Action item:
The records below are to be duplicated character for character.

Data for the task Block Start

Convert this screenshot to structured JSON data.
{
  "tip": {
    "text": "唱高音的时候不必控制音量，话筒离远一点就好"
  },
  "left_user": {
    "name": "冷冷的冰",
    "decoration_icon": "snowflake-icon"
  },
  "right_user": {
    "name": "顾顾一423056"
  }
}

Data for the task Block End

Task output:
Convert this screenshot to structured JSON data.
{
  "tip": {
    "text": "唱高音的时候不必控制音量，话筒离远一点就好"
  },
  "left_user": {
    "name": "冷冷的冰",
    "decoration_icon": "snowflake-icon"
  },
  "right_user": {
    "name": "顾顾一423056"
  }
}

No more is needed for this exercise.